◆ Task instructions ◆
From the entries below, pull out each line where "glyph" appears.
The data START
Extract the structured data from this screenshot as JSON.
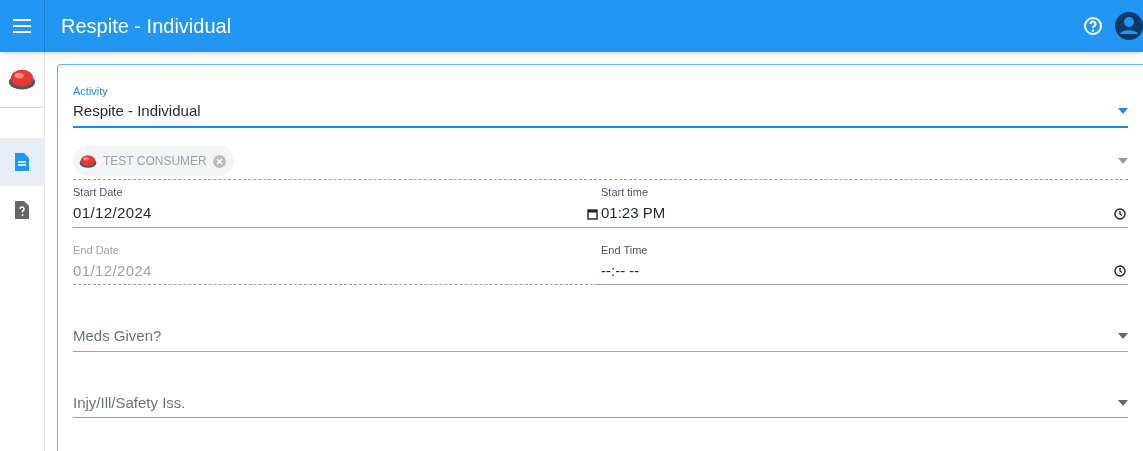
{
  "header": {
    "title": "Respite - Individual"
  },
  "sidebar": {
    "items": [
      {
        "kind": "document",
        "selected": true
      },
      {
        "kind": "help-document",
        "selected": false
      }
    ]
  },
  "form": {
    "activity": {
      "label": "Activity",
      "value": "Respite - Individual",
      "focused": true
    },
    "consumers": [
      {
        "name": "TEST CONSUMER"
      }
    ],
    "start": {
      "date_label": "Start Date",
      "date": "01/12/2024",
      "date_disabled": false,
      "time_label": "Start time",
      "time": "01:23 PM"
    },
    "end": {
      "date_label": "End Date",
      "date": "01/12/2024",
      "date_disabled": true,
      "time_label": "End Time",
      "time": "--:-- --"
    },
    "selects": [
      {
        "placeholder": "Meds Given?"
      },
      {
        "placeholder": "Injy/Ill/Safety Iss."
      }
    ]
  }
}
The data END
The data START
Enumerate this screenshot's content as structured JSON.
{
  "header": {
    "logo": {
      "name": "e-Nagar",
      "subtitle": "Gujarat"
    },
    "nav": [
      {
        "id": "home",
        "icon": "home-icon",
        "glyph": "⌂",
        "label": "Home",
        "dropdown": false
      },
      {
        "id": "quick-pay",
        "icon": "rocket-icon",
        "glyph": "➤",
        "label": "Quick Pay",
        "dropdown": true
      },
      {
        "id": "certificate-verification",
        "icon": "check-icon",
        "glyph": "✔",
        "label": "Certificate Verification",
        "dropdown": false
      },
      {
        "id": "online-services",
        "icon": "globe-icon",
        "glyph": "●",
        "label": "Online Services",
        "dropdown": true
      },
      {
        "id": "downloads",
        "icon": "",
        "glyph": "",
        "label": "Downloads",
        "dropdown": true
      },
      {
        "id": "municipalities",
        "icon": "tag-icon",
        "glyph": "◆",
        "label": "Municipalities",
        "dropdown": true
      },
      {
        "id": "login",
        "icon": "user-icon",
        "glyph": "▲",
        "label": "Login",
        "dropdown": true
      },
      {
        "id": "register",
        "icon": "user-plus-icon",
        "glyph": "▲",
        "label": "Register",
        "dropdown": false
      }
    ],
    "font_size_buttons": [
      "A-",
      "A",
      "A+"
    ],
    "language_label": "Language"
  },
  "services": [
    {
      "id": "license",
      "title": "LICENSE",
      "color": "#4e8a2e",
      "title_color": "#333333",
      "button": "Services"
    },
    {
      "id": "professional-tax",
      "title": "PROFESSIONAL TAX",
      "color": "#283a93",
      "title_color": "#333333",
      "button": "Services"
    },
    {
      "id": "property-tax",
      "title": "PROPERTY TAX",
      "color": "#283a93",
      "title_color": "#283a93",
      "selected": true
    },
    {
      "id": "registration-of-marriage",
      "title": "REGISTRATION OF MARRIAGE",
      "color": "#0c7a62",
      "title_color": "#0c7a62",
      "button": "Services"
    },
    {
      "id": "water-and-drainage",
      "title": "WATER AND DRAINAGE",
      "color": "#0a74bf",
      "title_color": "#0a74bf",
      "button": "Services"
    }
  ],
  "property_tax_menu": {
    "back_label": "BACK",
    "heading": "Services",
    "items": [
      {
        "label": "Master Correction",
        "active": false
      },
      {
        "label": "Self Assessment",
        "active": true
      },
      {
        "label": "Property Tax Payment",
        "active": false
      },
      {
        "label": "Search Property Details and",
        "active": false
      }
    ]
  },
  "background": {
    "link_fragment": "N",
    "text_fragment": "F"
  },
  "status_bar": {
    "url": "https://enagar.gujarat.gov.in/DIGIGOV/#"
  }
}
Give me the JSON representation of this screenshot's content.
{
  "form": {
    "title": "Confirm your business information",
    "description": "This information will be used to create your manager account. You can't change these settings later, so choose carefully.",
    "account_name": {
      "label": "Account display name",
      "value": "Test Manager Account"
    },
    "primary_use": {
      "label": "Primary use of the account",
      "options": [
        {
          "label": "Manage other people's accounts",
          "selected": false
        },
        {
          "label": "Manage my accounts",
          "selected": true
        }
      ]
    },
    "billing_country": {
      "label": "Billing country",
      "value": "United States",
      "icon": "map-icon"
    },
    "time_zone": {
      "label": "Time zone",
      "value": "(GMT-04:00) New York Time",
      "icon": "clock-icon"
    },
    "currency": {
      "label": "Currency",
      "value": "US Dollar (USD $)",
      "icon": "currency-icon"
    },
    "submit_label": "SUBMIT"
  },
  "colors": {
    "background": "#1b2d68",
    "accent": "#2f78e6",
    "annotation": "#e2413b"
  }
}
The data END
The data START
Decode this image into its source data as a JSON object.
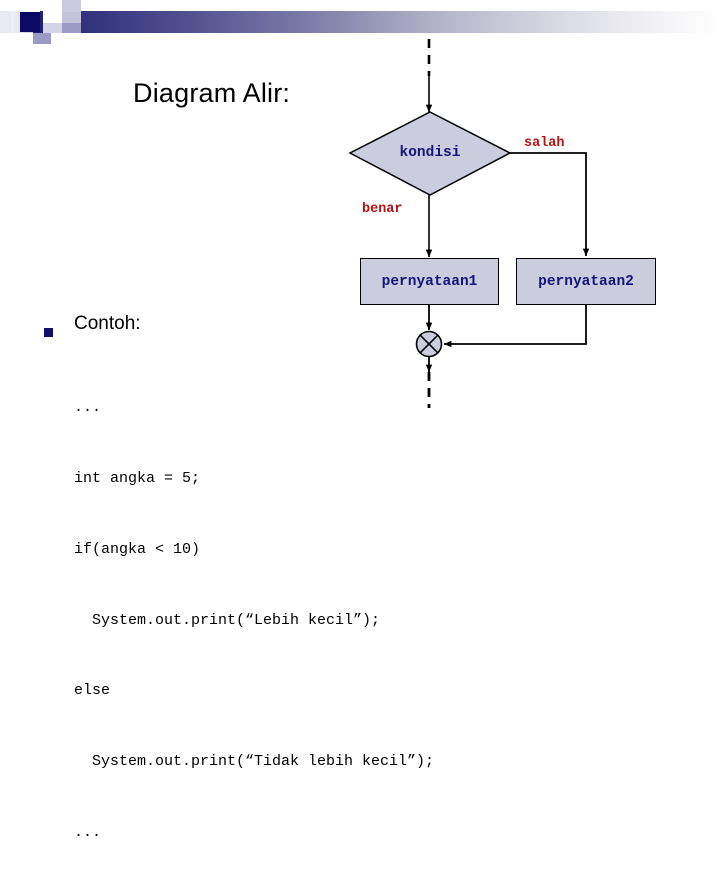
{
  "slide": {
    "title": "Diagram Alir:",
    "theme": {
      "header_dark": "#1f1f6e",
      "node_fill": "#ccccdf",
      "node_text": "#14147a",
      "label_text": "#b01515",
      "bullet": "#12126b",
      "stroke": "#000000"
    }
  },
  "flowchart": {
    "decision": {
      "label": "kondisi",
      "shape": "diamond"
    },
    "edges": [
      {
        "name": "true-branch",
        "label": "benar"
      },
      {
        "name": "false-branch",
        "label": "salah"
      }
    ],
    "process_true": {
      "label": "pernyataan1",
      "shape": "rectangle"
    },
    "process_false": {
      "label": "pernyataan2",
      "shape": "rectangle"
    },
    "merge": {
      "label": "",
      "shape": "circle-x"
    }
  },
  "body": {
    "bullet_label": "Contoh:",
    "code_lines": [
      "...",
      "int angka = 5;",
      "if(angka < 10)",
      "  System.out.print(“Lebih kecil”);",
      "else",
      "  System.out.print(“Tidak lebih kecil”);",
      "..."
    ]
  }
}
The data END
◆ Output for this exercise ◆
        "glyph": "⌂",
        "glyph": "➤",
        "glyph": "✔",
        "glyph": "●",
        "glyph": "",
        "glyph": "◆",
        "glyph": "▲",
        "glyph": "▲",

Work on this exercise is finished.